*Records for processing*:
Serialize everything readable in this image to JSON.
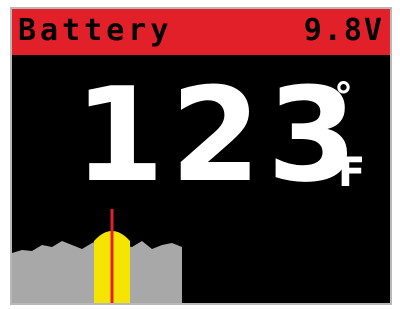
{
  "status_bar": {
    "title": "Battery",
    "voltage": "9.8V",
    "background_color": "#e2202a"
  },
  "reading": {
    "value": "123",
    "degree_symbol": "°",
    "unit": "F",
    "color": "#ffffff"
  },
  "spectrum_graph": {
    "fill_color": "#a8a8a8",
    "highlight_color": "#f5e400",
    "marker_color": "#e2202a",
    "profile_levels": [
      0.52,
      0.55,
      0.54,
      0.6,
      0.58,
      0.64,
      0.6,
      0.56,
      0.62,
      0.66,
      0.63,
      0.6,
      0.58,
      0.64,
      0.56,
      0.6,
      0.62,
      0.58
    ],
    "peak_level": 0.78,
    "marker_level": 0.96
  }
}
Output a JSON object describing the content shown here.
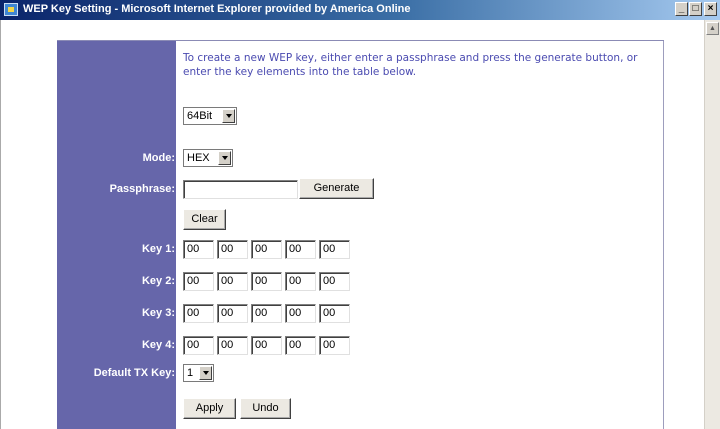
{
  "window": {
    "title": "WEP Key Setting - Microsoft Internet Explorer provided by America Online",
    "minimize_glyph": "_",
    "maximize_glyph": "□",
    "close_glyph": "×"
  },
  "scrollbar": {
    "up_glyph": "▲"
  },
  "intro_text": "To create a new WEP key, either enter a passphrase and press the generate button, or enter the key elements into the table below.",
  "key_size": {
    "selected": "64Bit"
  },
  "mode": {
    "label": "Mode:",
    "selected": "HEX"
  },
  "passphrase": {
    "label": "Passphrase:",
    "value": "",
    "generate_label": "Generate"
  },
  "clear_label": "Clear",
  "keys": [
    {
      "label": "Key 1:",
      "values": [
        "00",
        "00",
        "00",
        "00",
        "00"
      ]
    },
    {
      "label": "Key 2:",
      "values": [
        "00",
        "00",
        "00",
        "00",
        "00"
      ]
    },
    {
      "label": "Key 3:",
      "values": [
        "00",
        "00",
        "00",
        "00",
        "00"
      ]
    },
    {
      "label": "Key 4:",
      "values": [
        "00",
        "00",
        "00",
        "00",
        "00"
      ]
    }
  ],
  "default_tx_key": {
    "label": "Default TX Key:",
    "selected": "1"
  },
  "apply_label": "Apply",
  "undo_label": "Undo"
}
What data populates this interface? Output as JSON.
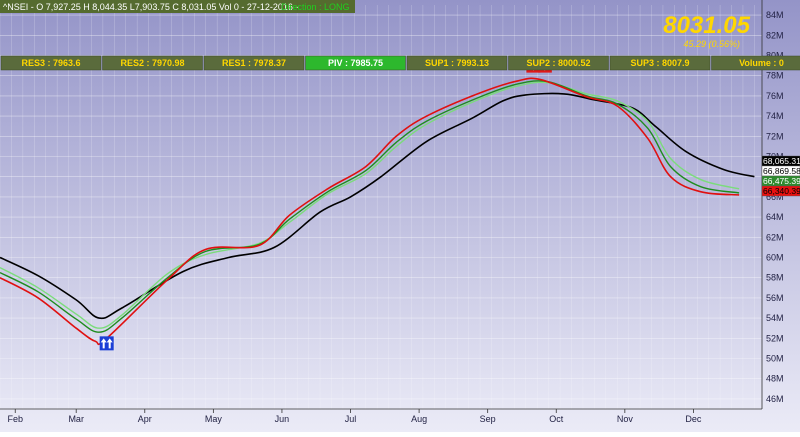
{
  "header": {
    "text": "^NSEI - O 7,927.25 H 8,044.35  L7,903.75    C 8,031.05 Vol 0  - 27-12-2016 -",
    "direction": "Direction : LONG",
    "price": "8031.05",
    "change": "45.29  (0.56%)"
  },
  "pivot_bar": [
    {
      "label": "RES3 : 7963.6"
    },
    {
      "label": "RES2 : 7970.98"
    },
    {
      "label": "RES1 : 7978.37"
    },
    {
      "label": "PIV : 7985.75",
      "highlight": true
    },
    {
      "label": "SUP1 : 7993.13"
    },
    {
      "label": "SUP2 : 8000.52"
    },
    {
      "label": "SUP3 : 8007.9"
    },
    {
      "label": "Volume : 0"
    }
  ],
  "value_tags": [
    {
      "text": "68,065.31",
      "bg": "#000000",
      "fg": "#ffffff"
    },
    {
      "text": "66,869.58",
      "bg": "#ffffff",
      "fg": "#000000"
    },
    {
      "text": "66,475.39",
      "bg": "#2e8b2e",
      "fg": "#ffffff"
    },
    {
      "text": "66,340.39",
      "bg": "#e81010",
      "fg": "#000000"
    }
  ],
  "colors": {
    "background_top": "#9494c8",
    "background_bottom": "#ebebf7",
    "header_bar": "#556b2f",
    "pivot_cell": "#5a6b3c",
    "pivot_text": "#ffd700",
    "pivot_highlight": "#2db82d",
    "direction_text": "#1fd11f",
    "price_text": "#ffd700",
    "buy_arrow_box": "#1c3fd6",
    "sell_arrow_box": "#e01818"
  },
  "chart_data": {
    "type": "line",
    "x_unit": "weeks",
    "x_tick_labels": [
      "Feb",
      "Mar",
      "Apr",
      "May",
      "Jun",
      "Jul",
      "Aug",
      "Sep",
      "Oct",
      "Nov",
      "Dec"
    ],
    "x_tick_weeks": [
      2,
      10,
      19,
      28,
      37,
      46,
      55,
      64,
      73,
      82,
      91
    ],
    "yticks": [
      "46M",
      "48M",
      "50M",
      "52M",
      "54M",
      "56M",
      "58M",
      "60M",
      "62M",
      "64M",
      "66M",
      "68M",
      "70M",
      "72M",
      "74M",
      "76M",
      "78M",
      "80M",
      "82M",
      "84M"
    ],
    "ylim": [
      45,
      85
    ],
    "grid": true,
    "series": [
      {
        "color": "#000000",
        "width": 1.6,
        "points": [
          [
            0,
            60
          ],
          [
            5,
            58.2
          ],
          [
            10,
            55.8
          ],
          [
            13,
            54
          ],
          [
            16,
            55
          ],
          [
            24,
            58.6
          ],
          [
            30,
            60
          ],
          [
            36,
            61
          ],
          [
            42,
            64.5
          ],
          [
            46,
            66
          ],
          [
            50,
            68
          ],
          [
            56,
            71.5
          ],
          [
            62,
            73.8
          ],
          [
            66,
            75.5
          ],
          [
            69,
            76.1
          ],
          [
            74,
            76.2
          ],
          [
            78,
            75.6
          ],
          [
            83,
            74.8
          ],
          [
            86,
            73
          ],
          [
            90,
            70.5
          ],
          [
            95,
            68.7
          ],
          [
            99,
            68
          ]
        ]
      },
      {
        "color": "#7bdc7b",
        "width": 1.4,
        "points": [
          [
            0,
            59
          ],
          [
            5,
            57
          ],
          [
            10,
            54.4
          ],
          [
            13,
            53
          ],
          [
            16,
            54.3
          ],
          [
            22,
            58.4
          ],
          [
            27,
            60.3
          ],
          [
            34,
            61.4
          ],
          [
            38,
            63.5
          ],
          [
            43,
            66.3
          ],
          [
            48,
            68.3
          ],
          [
            52,
            71
          ],
          [
            56,
            73.2
          ],
          [
            63,
            75.7
          ],
          [
            68,
            77
          ],
          [
            72,
            77.3
          ],
          [
            77,
            76.2
          ],
          [
            81,
            75.5
          ],
          [
            85,
            73.5
          ],
          [
            88,
            69.8
          ],
          [
            92,
            67.7
          ],
          [
            97,
            66.8
          ]
        ]
      },
      {
        "color": "#1e8c1e",
        "width": 1.4,
        "points": [
          [
            0,
            58.5
          ],
          [
            5,
            56.6
          ],
          [
            10,
            53.9
          ],
          [
            13,
            52.6
          ],
          [
            16,
            54
          ],
          [
            22,
            58
          ],
          [
            27,
            60.6
          ],
          [
            34,
            61.3
          ],
          [
            38,
            63.8
          ],
          [
            43,
            66.5
          ],
          [
            48,
            68.6
          ],
          [
            52,
            71.4
          ],
          [
            56,
            73.5
          ],
          [
            63,
            75.9
          ],
          [
            68,
            77.2
          ],
          [
            72,
            77.4
          ],
          [
            77,
            76
          ],
          [
            81,
            75.2
          ],
          [
            85,
            72.8
          ],
          [
            88,
            69
          ],
          [
            92,
            67
          ],
          [
            97,
            66.4
          ]
        ]
      },
      {
        "color": "#e01010",
        "width": 1.6,
        "points": [
          [
            0,
            58
          ],
          [
            5,
            56
          ],
          [
            10,
            53
          ],
          [
            12.5,
            51.7
          ],
          [
            14,
            52
          ],
          [
            22,
            57.8
          ],
          [
            27,
            60.8
          ],
          [
            34,
            61.2
          ],
          [
            38,
            64.2
          ],
          [
            43,
            66.8
          ],
          [
            48,
            69
          ],
          [
            52,
            72
          ],
          [
            56,
            74
          ],
          [
            63,
            76.3
          ],
          [
            68,
            77.5
          ],
          [
            71,
            77.6
          ],
          [
            77,
            75.9
          ],
          [
            81,
            75
          ],
          [
            85,
            71.8
          ],
          [
            88,
            68
          ],
          [
            92,
            66.5
          ],
          [
            97,
            66.2
          ]
        ]
      }
    ],
    "signals": [
      {
        "type": "buy",
        "x": 14,
        "y": 51.5
      },
      {
        "type": "sell",
        "x": 70,
        "y": 79
      },
      {
        "type": "sell",
        "x": 71.5,
        "y": 79
      }
    ]
  }
}
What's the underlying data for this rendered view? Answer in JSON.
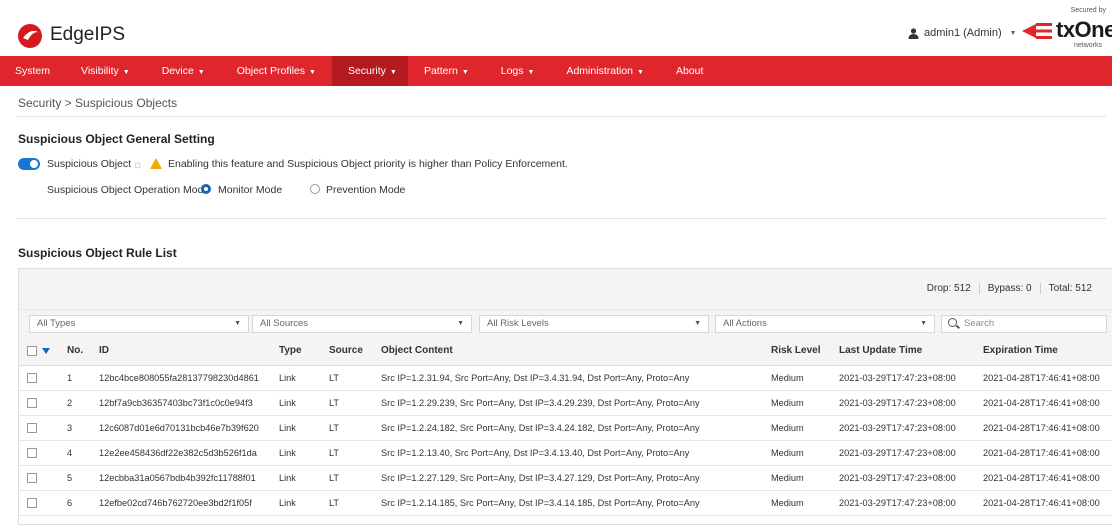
{
  "header": {
    "product_name": "EdgeIPS",
    "user": "admin1 (Admin)",
    "brand_secured": "Secured by",
    "brand_name": "txOne",
    "brand_sub": "networks"
  },
  "nav": {
    "items": [
      {
        "label": "System",
        "has_menu": false
      },
      {
        "label": "Visibility",
        "has_menu": true
      },
      {
        "label": "Device",
        "has_menu": true
      },
      {
        "label": "Object Profiles",
        "has_menu": true
      },
      {
        "label": "Security",
        "has_menu": true,
        "active": true
      },
      {
        "label": "Pattern",
        "has_menu": true
      },
      {
        "label": "Logs",
        "has_menu": true
      },
      {
        "label": "Administration",
        "has_menu": true
      },
      {
        "label": "About",
        "has_menu": false
      }
    ]
  },
  "breadcrumb": "Security > Suspicious Objects",
  "general": {
    "title": "Suspicious Object General Setting",
    "toggle_label": "Suspicious Object",
    "toggle_on": true,
    "warning": "Enabling this feature and Suspicious Object priority is higher than Policy Enforcement.",
    "mode_label": "Suspicious Object Operation Mode",
    "modes": [
      "Monitor Mode",
      "Prevention Mode"
    ],
    "selected_mode": "Monitor Mode"
  },
  "rule_list": {
    "title": "Suspicious Object Rule List",
    "drop": "Drop: 512",
    "bypass": "Bypass: 0",
    "total": "Total: 512",
    "filters": {
      "types": "All Types",
      "sources": "All Sources",
      "risk_levels": "All Risk Levels",
      "actions": "All Actions",
      "search_placeholder": "Search"
    },
    "columns": [
      "No.",
      "ID",
      "Type",
      "Source",
      "Object Content",
      "Risk Level",
      "Last Update Time",
      "Expiration Time"
    ],
    "rows": [
      {
        "no": "1",
        "id": "12bc4bce808055fa28137798230d4861",
        "type": "Link",
        "source": "LT",
        "content": "Src IP=1.2.31.94, Src Port=Any, Dst IP=3.4.31.94, Dst Port=Any, Proto=Any",
        "risk": "Medium",
        "updated": "2021-03-29T17:47:23+08:00",
        "expires": "2021-04-28T17:46:41+08:00"
      },
      {
        "no": "2",
        "id": "12bf7a9cb36357403bc73f1c0c0e94f3",
        "type": "Link",
        "source": "LT",
        "content": "Src IP=1.2.29.239, Src Port=Any, Dst IP=3.4.29.239, Dst Port=Any, Proto=Any",
        "risk": "Medium",
        "updated": "2021-03-29T17:47:23+08:00",
        "expires": "2021-04-28T17:46:41+08:00"
      },
      {
        "no": "3",
        "id": "12c6087d01e6d70131bcb46e7b39f620",
        "type": "Link",
        "source": "LT",
        "content": "Src IP=1.2.24.182, Src Port=Any, Dst IP=3.4.24.182, Dst Port=Any, Proto=Any",
        "risk": "Medium",
        "updated": "2021-03-29T17:47:23+08:00",
        "expires": "2021-04-28T17:46:41+08:00"
      },
      {
        "no": "4",
        "id": "12e2ee458436df22e382c5d3b526f1da",
        "type": "Link",
        "source": "LT",
        "content": "Src IP=1.2.13.40, Src Port=Any, Dst IP=3.4.13.40, Dst Port=Any, Proto=Any",
        "risk": "Medium",
        "updated": "2021-03-29T17:47:23+08:00",
        "expires": "2021-04-28T17:46:41+08:00"
      },
      {
        "no": "5",
        "id": "12ecbba31a0567bdb4b392fc11788f01",
        "type": "Link",
        "source": "LT",
        "content": "Src IP=1.2.27.129, Src Port=Any, Dst IP=3.4.27.129, Dst Port=Any, Proto=Any",
        "risk": "Medium",
        "updated": "2021-03-29T17:47:23+08:00",
        "expires": "2021-04-28T17:46:41+08:00"
      },
      {
        "no": "6",
        "id": "12efbe02cd746b762720ee3bd2f1f05f",
        "type": "Link",
        "source": "LT",
        "content": "Src IP=1.2.14.185, Src Port=Any, Dst IP=3.4.14.185, Dst Port=Any, Proto=Any",
        "risk": "Medium",
        "updated": "2021-03-29T17:47:23+08:00",
        "expires": "2021-04-28T17:46:41+08:00"
      }
    ]
  },
  "colors": {
    "nav_bg": "#e0262d",
    "nav_active": "#b51a20",
    "accent_blue": "#1565c0",
    "warning": "#f2a900"
  },
  "icons": {
    "logo": "trend-micro-logo-icon",
    "user": "user-icon",
    "bulb": "lightbulb-icon",
    "warning": "warning-icon",
    "search": "search-icon"
  }
}
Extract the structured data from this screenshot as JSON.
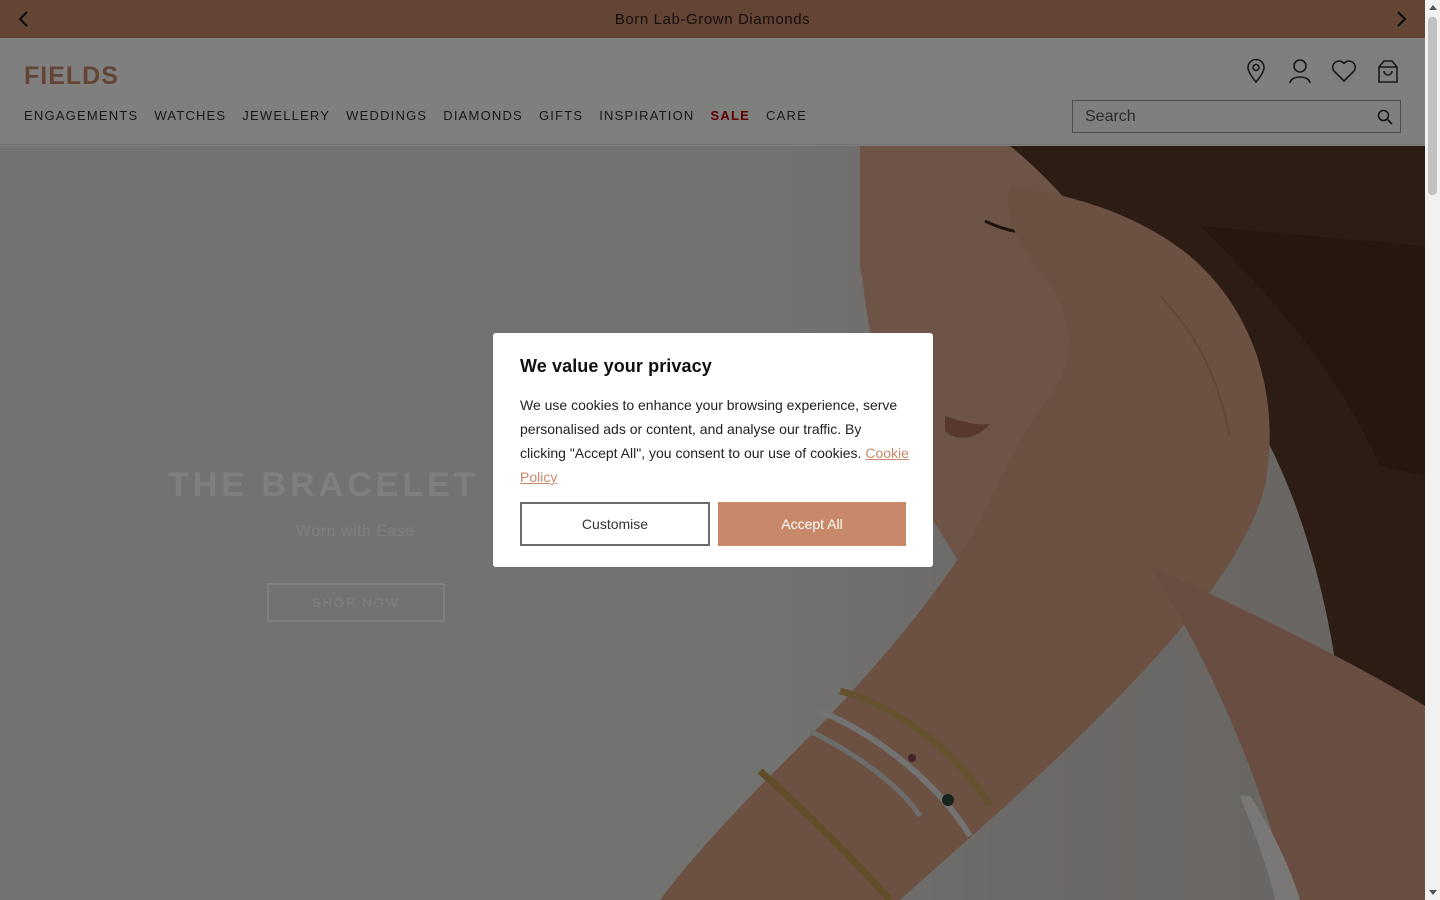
{
  "announcement": {
    "text": "Born Lab-Grown Diamonds",
    "prev_icon": "chevron-left-icon",
    "next_icon": "chevron-right-icon"
  },
  "header": {
    "logo": "FIELDS",
    "icons": [
      "location-pin-icon",
      "account-icon",
      "wishlist-heart-icon",
      "shopping-bag-icon"
    ],
    "nav": [
      {
        "label": "ENGAGEMENTS"
      },
      {
        "label": "WATCHES"
      },
      {
        "label": "JEWELLERY"
      },
      {
        "label": "WEDDINGS"
      },
      {
        "label": "DIAMONDS"
      },
      {
        "label": "GIFTS"
      },
      {
        "label": "INSPIRATION"
      },
      {
        "label": "SALE"
      },
      {
        "label": "CARE"
      }
    ],
    "search": {
      "placeholder": "Search",
      "icon": "search-icon"
    }
  },
  "hero": {
    "title": "THE BRACELET EDIT",
    "subtitle": "Worn with Ease",
    "cta": "SHOP NOW"
  },
  "cookie_modal": {
    "title": "We value your privacy",
    "body": "We use cookies to enhance your browsing experience, serve personalised ads or content, and analyse our traffic. By clicking \"Accept All\", you consent to our use of cookies.",
    "link": "Cookie Policy",
    "customise_label": "Customise",
    "accept_label": "Accept All"
  },
  "colors": {
    "brand": "#c8896a",
    "sale": "#c00000",
    "overlay": "rgba(0,0,0,0.5)"
  }
}
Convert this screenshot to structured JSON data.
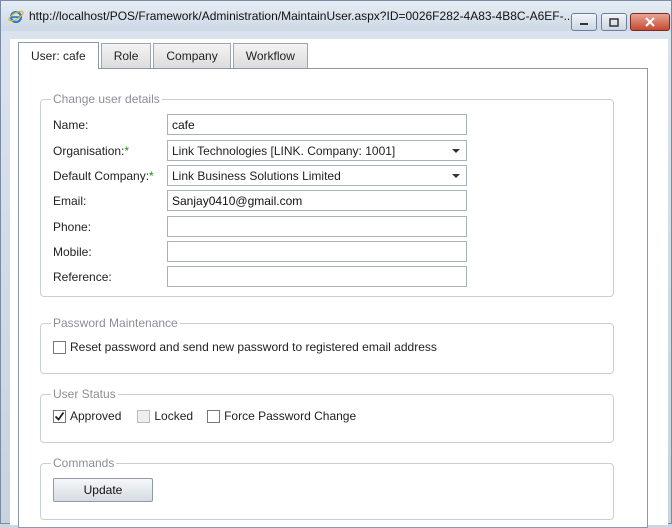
{
  "window": {
    "title": "http://localhost/POS/Framework/Administration/MaintainUser.aspx?ID=0026F282-4A83-4B8C-A6EF-..."
  },
  "tabs": [
    {
      "label": "User: cafe",
      "active": true
    },
    {
      "label": "Role"
    },
    {
      "label": "Company"
    },
    {
      "label": "Workflow"
    }
  ],
  "user_details": {
    "legend": "Change user details",
    "name_label": "Name:",
    "name_value": "cafe",
    "org_label": "Organisation:",
    "org_required": "*",
    "org_value": "Link Technologies [LINK. Company: 1001]",
    "company_label": "Default Company:",
    "company_required": "*",
    "company_value": "Link Business Solutions Limited",
    "email_label": "Email:",
    "email_value": "Sanjay0410@gmail.com",
    "phone_label": "Phone:",
    "phone_value": "",
    "mobile_label": "Mobile:",
    "mobile_value": "",
    "reference_label": "Reference:",
    "reference_value": ""
  },
  "password": {
    "legend": "Password Maintenance",
    "reset_label": "Reset password and send new password to registered email address",
    "reset_checked": false
  },
  "status": {
    "legend": "User Status",
    "approved_label": "Approved",
    "approved_checked": true,
    "locked_label": "Locked",
    "locked_checked": false,
    "force_label": "Force Password Change",
    "force_checked": false
  },
  "commands": {
    "legend": "Commands",
    "update_label": "Update"
  },
  "icons": {
    "app": "ie-icon",
    "minimize": "minimize-icon",
    "maximize": "maximize-icon",
    "close": "close-icon"
  }
}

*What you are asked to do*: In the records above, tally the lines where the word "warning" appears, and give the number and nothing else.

*Exercise result*: 3